There was a period in my life when, after my mother relaxed my very curly hair, I felt normal. I had dyed my hair a honey color to imitate how the other Caucasian girls looked. And it fit me. For a short while. Until my unruly baby hairs began to grow like weeds on my hair line and I would spend hours every morning attempting to flatten them with an iron. Even when my hair was straight from chemical treatments, it never looked like the other girls’ hair. I would stare in frustration at how humidity made my hair a puffy, dry mess while gorgeous blonde locks remained untouched by the weather.
I tried products to make my hair feel soft and moisturized. Instead I would get oily and stringy. Then I thought how the key was the flat iron. “I will take it with me everywhere”. But, after a couple of months my hair was brittle, dry, and severely heat damaged.
So I grew it out, and cut it off. I had never felt more liberated in my life. In the shower, my hair was no longer falling out. It came up to about my jawline and, at times, I would cry over having short hair. So it wasn’t always a walk in the park.
Above everything else, I did collect an album of lessons that I learned from this decade long experience. These are my favorite three (they get me through the tough days).
I Am Not Anyone Else.
Yes, other girls might have long, straight hair. And I have long, curly hair. And you might have short, wavy hair. Or a buzzcut. Or no hair. My point: Show me where in the “Big Book of Universal Beauty Laws” the commandment that states everyone needs to look the same. Or needs specific hair length to be beautiful. Point it out to me, or heck, just find me this said book.
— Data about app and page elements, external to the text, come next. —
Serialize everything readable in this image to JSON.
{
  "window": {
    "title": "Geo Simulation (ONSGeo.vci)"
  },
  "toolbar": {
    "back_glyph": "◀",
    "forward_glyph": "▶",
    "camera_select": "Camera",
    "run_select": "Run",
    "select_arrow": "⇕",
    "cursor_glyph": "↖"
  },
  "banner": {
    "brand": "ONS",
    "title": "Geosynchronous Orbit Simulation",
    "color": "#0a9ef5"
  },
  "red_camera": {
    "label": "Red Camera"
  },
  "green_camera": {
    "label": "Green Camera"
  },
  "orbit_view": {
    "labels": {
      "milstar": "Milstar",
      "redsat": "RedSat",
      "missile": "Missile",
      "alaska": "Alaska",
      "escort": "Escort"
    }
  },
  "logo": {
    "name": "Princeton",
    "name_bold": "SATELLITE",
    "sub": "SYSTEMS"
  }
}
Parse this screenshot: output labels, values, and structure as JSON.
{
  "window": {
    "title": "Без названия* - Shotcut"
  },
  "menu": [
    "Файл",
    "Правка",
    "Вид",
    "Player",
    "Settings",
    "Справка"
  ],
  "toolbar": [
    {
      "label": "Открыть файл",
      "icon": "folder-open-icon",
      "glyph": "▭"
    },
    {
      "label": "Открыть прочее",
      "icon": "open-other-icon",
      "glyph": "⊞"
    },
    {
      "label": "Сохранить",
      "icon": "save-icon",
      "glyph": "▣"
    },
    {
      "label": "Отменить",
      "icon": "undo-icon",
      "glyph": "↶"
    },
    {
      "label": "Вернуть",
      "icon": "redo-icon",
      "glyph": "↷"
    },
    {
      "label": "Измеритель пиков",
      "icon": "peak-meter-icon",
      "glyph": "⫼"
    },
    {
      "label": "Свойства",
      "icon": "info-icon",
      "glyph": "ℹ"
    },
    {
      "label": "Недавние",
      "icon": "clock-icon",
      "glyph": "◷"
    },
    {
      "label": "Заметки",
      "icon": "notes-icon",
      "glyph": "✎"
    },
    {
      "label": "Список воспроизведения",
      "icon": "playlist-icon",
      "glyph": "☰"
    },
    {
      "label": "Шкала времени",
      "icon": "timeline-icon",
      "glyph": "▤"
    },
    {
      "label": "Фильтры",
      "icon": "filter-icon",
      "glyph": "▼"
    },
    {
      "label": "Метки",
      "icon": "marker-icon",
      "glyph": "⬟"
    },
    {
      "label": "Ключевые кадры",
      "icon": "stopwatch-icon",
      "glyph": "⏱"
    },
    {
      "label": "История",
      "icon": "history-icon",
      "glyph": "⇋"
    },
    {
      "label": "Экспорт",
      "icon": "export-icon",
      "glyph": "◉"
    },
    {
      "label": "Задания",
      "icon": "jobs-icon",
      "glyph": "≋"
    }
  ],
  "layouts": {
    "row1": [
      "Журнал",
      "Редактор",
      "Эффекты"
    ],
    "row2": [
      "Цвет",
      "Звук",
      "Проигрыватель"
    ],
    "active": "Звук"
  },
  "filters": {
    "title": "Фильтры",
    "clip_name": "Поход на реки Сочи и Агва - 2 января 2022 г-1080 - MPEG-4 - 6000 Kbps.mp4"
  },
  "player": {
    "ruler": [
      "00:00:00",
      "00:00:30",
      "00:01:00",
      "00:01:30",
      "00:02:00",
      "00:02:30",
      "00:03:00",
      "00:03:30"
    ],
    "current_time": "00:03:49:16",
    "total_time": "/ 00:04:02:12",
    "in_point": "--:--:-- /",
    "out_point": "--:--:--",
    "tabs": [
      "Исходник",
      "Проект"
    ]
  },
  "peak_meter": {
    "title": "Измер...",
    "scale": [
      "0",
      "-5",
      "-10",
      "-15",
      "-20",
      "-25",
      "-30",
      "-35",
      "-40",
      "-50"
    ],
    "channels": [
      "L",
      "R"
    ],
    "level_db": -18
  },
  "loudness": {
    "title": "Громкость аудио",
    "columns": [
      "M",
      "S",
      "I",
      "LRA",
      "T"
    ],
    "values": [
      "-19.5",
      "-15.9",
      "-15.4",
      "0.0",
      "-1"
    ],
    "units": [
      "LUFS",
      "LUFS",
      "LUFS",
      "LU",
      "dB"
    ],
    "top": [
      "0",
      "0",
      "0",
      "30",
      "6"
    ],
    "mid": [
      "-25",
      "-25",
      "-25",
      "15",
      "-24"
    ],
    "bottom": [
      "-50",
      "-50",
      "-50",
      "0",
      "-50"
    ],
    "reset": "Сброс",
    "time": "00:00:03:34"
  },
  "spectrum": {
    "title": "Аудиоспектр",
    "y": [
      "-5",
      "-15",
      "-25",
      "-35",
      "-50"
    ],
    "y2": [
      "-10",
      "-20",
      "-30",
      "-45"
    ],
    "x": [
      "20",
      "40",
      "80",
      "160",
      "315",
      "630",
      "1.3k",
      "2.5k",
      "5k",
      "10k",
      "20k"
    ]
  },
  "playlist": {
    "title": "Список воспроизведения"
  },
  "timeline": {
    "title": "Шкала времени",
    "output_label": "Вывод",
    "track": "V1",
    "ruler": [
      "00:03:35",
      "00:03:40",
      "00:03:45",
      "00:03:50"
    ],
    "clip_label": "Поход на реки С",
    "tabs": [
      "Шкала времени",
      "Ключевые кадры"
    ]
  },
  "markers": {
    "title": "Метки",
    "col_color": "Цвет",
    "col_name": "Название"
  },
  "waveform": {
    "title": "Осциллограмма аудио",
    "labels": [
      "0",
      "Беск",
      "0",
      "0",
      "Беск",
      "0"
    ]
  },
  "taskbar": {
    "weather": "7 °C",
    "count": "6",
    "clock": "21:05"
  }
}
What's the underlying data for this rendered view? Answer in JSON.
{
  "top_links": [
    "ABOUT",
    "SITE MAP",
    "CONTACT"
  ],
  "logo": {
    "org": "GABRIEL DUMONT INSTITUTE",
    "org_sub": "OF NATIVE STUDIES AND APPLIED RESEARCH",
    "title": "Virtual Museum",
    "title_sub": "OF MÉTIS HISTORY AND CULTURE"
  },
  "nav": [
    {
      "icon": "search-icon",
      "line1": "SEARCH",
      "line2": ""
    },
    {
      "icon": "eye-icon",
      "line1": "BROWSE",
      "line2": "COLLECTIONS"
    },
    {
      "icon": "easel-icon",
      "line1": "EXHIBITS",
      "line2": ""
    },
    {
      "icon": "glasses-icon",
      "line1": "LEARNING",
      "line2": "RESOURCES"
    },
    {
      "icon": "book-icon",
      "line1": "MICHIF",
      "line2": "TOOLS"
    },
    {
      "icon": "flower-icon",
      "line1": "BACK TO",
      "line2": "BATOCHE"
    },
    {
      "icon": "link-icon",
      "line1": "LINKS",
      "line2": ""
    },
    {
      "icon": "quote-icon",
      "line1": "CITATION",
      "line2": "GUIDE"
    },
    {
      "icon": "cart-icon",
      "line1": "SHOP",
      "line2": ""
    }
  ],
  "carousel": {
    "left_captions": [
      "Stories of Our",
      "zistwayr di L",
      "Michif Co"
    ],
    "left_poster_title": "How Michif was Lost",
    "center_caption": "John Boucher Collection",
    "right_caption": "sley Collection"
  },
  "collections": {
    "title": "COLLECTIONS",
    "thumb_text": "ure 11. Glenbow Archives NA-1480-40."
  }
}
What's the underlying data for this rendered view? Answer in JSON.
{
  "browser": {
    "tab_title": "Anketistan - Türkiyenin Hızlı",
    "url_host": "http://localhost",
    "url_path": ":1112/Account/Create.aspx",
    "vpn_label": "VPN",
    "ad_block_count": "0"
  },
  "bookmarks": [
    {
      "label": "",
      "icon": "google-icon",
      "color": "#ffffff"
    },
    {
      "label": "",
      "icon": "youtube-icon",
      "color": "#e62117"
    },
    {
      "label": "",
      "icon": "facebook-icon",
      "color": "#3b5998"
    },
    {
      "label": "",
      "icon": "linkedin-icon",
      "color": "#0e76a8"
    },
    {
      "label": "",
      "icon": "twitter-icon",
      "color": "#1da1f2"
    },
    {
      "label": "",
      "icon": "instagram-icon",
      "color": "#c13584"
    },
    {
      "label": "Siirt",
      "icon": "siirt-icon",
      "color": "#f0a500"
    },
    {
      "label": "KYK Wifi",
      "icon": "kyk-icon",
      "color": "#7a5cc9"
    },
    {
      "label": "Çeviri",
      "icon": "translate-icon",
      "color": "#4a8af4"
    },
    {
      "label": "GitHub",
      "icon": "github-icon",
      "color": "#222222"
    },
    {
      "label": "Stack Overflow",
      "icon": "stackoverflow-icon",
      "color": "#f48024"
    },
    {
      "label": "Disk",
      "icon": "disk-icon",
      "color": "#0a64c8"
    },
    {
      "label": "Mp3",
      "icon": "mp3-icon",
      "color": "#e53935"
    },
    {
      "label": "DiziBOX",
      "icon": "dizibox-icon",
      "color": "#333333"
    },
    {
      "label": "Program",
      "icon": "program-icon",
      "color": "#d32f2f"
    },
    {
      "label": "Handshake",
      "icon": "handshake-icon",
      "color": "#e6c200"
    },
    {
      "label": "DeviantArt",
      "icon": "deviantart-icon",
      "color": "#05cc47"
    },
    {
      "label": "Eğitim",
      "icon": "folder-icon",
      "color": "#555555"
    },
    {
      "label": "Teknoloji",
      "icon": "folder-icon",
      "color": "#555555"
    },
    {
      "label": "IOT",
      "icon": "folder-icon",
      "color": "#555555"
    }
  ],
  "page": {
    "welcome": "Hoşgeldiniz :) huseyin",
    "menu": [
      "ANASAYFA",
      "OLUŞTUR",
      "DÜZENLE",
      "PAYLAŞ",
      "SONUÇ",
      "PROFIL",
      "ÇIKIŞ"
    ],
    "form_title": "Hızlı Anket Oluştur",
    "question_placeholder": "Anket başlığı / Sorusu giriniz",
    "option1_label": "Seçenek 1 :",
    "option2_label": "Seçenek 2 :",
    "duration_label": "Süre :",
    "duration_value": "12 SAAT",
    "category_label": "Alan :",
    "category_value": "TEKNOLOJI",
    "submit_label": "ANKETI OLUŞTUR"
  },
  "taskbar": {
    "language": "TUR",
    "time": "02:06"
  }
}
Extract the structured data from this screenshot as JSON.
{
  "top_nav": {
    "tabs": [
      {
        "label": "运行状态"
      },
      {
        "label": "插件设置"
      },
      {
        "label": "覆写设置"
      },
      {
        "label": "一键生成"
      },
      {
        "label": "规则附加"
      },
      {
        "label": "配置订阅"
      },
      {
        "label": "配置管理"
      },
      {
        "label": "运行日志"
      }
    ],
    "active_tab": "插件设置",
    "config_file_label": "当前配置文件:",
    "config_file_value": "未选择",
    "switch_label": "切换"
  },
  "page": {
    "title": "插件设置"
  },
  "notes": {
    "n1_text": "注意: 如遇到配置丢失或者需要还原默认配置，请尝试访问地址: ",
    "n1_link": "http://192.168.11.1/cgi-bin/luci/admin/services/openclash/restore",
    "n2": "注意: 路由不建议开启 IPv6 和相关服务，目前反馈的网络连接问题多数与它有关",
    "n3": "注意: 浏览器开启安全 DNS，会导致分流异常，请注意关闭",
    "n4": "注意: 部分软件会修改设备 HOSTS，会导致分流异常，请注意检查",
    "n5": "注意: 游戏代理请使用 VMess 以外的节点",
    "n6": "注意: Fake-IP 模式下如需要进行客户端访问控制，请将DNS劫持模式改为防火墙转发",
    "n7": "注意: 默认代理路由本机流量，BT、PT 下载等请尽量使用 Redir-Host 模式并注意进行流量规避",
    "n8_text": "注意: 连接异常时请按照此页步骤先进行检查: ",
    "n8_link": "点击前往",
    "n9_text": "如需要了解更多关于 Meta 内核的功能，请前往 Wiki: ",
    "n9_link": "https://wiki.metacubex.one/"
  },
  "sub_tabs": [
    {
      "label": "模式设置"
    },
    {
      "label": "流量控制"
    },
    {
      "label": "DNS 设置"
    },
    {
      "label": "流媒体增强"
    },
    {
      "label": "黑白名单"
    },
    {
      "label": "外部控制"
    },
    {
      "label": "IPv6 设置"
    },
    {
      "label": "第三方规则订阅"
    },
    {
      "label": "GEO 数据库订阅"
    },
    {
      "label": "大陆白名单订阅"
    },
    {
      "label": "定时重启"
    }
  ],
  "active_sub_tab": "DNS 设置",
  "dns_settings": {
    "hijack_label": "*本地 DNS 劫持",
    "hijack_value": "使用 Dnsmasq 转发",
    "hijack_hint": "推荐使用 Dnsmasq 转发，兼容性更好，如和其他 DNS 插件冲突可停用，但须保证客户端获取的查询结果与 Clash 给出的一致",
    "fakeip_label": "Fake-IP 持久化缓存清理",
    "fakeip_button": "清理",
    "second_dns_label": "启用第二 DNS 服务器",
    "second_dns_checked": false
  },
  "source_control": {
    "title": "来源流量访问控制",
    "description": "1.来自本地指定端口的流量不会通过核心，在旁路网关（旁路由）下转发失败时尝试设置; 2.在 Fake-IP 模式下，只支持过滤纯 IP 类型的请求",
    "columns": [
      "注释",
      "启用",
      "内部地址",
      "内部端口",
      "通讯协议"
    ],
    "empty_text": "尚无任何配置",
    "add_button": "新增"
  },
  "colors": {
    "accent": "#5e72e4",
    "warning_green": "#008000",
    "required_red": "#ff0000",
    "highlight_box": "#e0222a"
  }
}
It’s Just Hair
My mother used to work as a massage therapist. One of her coworkers had dreads so, one day, he became the topic of conversation. Let me rephrase: his hair became the topic of conversation. He stays silent for most of it, and when the conversation winds down, he says “guys, it’s just hair.” And it is exactly that: just hair. It grows, and it needs our attention, sometimes. But your hair is not even 1% of who you are as a person. Put it like this: when you cut your hair, do your interests change? No. If you are Susan, you will still be Susan after a pixie cut.
Beauty is Complicated
Since there are so many people in the world, there are billions of ways beauty can be defined. And none of them are right. And none of them are wrong. Many times, hair is tied to race and ethnicity. I am Cuban, so in my country, hair is a big deal. The blonde women are goddesses, and the white women with light eyes are queens. Black women are pushed aside. A lot. I was a little black girl in Havana with zero representation and with an early understanding that, as long as I was black with big curly hair, I will never be beautiful. Then I entered a beauty pageant years later in America, and this opinion changed. But not at all for the reason you are thinking of. I lost the pageant. And kept losing. I was the only black girl competing in most of these. A couple of contestants would ask me why I didn’t wear a weave. Others would ask me, after hours of doing my hair, when was I going “to fix my hair for the competition”. Ouch.
I would get dirty looks from contestants when laying down my edges and fluffing up my hair. As a result, I made my hair bigger every time I competed. Because I figured that if I’m going to lose anyway, I sure as hell will lose with genuineness instead of trying to look like everyone else.
In actuality, it comes down to this: out of the many things, concepts, and definitions that beauty carries, being genuine is definitely in the top three. I can change the texture of my hair, or wear a weave, or dye it red. But nothing, no hair cream or magic potion, will make me love myself more or see myself as beautiful. And that’s who beauty begins with. Your genuine, radiant, honest self. After that, everything beauty related falls into place.
I have curly, long, coarse hair which is tied to my appearance and what most people use to describe me to strangers. I am also made up of one billion other details which have nothing to do with what I look like. And that, above all else, I find the most beautiful about myself.